Exposure to traffic pollution triggers the risk of autism

Traffic pollution increases the risk of autism in children three times, says new study

Urban traffic
Traffic pollution is a risk factor for autism in children

As Indians, our closest reference to someone with autism might be limited to SRK who takes on a challenge and embarks on a journey to speak with the President of the United States in the film My Name is Khan. Or the fact that this non-curable disease has a star endorser Salman Khan. However, previous studies suggest that 1 in 166 children are born with this horrific disease.

Recently, a breakthrough study conducted by the University of Southern California indicates exposure to traffic-related air pollution, particulate matter and nitrogen dioxide during pregnancy in the first year of a child's life appears to be associated with an increased risk of autism.

Autism is a diverse disorder with genetic and environmental factors likely contributing to its origins. Autism spectrum disorders are commonly characterized by problems in communication, social interaction and repetitive behaviors.
The researchers examined the relationship between traffic-related air pollution, air quality and autism in the study that included data obtained from 279 children with autism and control group of 245 children with typical development. For further study, they used the mothers' addresses to estimate exposure for each pregnancy trimester and for a child's first year of life.

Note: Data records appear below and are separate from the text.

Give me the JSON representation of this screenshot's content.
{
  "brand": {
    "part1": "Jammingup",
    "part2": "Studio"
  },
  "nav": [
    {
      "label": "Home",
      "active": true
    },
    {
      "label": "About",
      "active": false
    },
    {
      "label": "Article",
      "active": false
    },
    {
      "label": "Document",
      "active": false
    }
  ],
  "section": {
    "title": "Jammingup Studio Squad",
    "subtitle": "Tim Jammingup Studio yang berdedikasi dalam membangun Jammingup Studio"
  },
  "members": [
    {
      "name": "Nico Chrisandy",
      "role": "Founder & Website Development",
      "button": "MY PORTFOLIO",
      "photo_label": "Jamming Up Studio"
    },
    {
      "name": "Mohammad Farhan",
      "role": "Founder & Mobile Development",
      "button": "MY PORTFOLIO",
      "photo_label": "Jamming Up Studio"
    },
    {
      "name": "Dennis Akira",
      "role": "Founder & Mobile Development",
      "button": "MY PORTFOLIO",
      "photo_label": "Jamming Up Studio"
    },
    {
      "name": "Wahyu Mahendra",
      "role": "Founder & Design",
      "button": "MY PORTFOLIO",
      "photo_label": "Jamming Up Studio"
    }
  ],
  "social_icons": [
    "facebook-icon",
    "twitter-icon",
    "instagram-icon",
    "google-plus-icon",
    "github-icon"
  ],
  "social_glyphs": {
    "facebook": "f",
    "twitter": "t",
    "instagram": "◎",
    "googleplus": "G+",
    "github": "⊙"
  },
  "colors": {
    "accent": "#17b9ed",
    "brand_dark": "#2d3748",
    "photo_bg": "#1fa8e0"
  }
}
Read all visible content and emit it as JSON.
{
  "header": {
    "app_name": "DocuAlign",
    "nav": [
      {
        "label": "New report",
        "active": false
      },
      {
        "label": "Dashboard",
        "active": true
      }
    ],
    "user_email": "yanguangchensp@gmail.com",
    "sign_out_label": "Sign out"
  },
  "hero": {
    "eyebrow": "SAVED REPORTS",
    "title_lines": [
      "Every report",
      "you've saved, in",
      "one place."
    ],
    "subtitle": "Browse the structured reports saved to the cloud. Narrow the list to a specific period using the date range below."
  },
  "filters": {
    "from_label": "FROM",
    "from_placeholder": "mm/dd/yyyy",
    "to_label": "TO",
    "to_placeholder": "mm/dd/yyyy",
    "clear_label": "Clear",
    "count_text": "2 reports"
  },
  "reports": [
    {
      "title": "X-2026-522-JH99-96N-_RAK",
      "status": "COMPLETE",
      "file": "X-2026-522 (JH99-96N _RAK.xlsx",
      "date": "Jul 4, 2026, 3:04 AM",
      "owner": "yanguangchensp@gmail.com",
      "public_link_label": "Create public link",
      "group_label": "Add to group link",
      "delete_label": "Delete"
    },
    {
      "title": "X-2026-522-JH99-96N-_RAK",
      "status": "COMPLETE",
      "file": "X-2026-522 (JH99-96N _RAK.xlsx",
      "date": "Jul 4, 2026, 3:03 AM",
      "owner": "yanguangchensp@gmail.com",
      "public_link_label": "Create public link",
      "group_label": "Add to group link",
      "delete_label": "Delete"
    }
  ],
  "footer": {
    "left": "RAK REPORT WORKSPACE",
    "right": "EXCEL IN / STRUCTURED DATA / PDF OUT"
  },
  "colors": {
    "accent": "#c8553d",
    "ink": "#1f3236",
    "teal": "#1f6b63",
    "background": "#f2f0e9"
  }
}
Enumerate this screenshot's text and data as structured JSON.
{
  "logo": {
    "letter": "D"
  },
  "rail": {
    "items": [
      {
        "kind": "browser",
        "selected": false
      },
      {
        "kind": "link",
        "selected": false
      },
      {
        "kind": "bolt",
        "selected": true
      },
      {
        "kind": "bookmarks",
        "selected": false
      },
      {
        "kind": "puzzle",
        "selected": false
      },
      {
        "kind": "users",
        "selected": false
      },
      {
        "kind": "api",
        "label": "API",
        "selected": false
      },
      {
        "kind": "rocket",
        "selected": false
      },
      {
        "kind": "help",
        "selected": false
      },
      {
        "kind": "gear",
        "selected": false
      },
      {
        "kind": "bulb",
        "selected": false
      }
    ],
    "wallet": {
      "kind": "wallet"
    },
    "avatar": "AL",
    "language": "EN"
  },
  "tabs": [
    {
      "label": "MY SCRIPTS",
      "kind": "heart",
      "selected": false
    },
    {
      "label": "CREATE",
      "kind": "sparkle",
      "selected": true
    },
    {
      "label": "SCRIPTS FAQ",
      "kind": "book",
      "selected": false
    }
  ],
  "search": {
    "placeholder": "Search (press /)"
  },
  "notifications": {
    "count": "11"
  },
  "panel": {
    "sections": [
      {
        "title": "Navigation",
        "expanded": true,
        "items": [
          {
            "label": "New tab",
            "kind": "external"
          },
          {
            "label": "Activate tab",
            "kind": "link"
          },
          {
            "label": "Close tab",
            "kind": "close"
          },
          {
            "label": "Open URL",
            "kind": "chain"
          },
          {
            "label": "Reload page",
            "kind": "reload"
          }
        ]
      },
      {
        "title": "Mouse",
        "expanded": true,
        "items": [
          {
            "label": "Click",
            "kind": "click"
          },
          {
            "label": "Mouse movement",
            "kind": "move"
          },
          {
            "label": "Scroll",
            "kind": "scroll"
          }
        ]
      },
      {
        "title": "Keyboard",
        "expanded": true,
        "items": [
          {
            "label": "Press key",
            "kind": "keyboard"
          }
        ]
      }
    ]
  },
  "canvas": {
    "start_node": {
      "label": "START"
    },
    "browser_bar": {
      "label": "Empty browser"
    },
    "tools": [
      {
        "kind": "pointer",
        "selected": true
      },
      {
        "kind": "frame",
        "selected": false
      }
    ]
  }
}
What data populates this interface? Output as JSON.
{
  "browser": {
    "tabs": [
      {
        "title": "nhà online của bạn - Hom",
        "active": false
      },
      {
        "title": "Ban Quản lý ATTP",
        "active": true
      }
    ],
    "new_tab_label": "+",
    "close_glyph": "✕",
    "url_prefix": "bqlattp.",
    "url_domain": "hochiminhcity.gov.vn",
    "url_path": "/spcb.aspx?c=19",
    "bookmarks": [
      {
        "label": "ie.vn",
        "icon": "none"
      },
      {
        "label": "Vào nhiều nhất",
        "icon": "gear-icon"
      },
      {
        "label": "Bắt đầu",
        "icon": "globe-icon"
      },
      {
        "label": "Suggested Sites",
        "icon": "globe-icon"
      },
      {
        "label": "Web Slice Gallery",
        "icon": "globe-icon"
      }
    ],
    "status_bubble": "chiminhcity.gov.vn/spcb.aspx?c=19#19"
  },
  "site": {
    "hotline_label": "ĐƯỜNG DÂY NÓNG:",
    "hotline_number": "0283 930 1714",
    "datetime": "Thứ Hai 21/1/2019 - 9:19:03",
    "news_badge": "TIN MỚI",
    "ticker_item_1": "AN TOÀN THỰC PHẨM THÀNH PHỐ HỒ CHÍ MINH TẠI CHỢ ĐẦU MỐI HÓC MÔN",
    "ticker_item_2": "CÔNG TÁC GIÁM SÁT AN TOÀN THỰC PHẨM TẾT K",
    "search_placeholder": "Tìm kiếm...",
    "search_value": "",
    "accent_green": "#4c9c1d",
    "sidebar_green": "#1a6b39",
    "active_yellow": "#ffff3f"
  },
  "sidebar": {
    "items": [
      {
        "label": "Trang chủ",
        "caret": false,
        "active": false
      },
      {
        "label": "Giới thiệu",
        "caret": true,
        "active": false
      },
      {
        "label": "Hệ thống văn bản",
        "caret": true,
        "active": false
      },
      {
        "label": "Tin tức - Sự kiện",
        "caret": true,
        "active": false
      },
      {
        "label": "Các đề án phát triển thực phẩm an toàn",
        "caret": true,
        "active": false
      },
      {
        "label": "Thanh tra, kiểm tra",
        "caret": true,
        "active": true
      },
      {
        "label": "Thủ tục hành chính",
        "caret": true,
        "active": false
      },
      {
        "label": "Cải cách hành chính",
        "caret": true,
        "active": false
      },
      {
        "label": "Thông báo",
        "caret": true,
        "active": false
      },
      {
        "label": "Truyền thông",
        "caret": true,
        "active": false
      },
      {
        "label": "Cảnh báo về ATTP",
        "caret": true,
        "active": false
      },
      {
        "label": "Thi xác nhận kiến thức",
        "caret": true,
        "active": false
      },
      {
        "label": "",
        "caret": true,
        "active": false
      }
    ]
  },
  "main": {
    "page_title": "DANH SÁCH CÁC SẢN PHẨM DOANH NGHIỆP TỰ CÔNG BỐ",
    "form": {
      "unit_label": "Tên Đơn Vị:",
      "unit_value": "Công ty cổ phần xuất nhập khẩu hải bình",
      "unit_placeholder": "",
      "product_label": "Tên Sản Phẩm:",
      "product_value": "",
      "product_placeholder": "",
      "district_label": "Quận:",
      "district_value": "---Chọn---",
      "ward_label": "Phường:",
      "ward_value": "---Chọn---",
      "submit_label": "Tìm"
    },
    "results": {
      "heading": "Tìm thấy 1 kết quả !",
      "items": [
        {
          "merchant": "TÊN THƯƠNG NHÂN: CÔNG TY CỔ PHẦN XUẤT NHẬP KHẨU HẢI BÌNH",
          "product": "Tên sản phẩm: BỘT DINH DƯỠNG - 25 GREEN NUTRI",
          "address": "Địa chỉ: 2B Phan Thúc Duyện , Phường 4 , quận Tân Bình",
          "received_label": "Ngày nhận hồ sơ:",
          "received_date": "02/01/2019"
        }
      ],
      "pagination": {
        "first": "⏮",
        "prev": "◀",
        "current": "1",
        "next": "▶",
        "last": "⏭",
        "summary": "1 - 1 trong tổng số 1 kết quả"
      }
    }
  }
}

Traffic-related air pollution was estimated based on model and regional air pollutant measures.

The result concluded that children living in homes with the highest levels of modeled traffic-related air pollution were three times as likely to have autism compared with children living in homes with the lowest exposure.

Many questions are still unanswered about this elusive disease and additional research to replicate these findings is needed but the public health implications of these findings are large because air pollution exposure is common and may have lasting neurological effects.

Eurekalert!

Magnifying lens over an exclamation markSpot an error in this article? A typo maybe? Or an incorrect source? Let us know!

LEAVE A REPLY

Please enter your comment!
Please enter your name here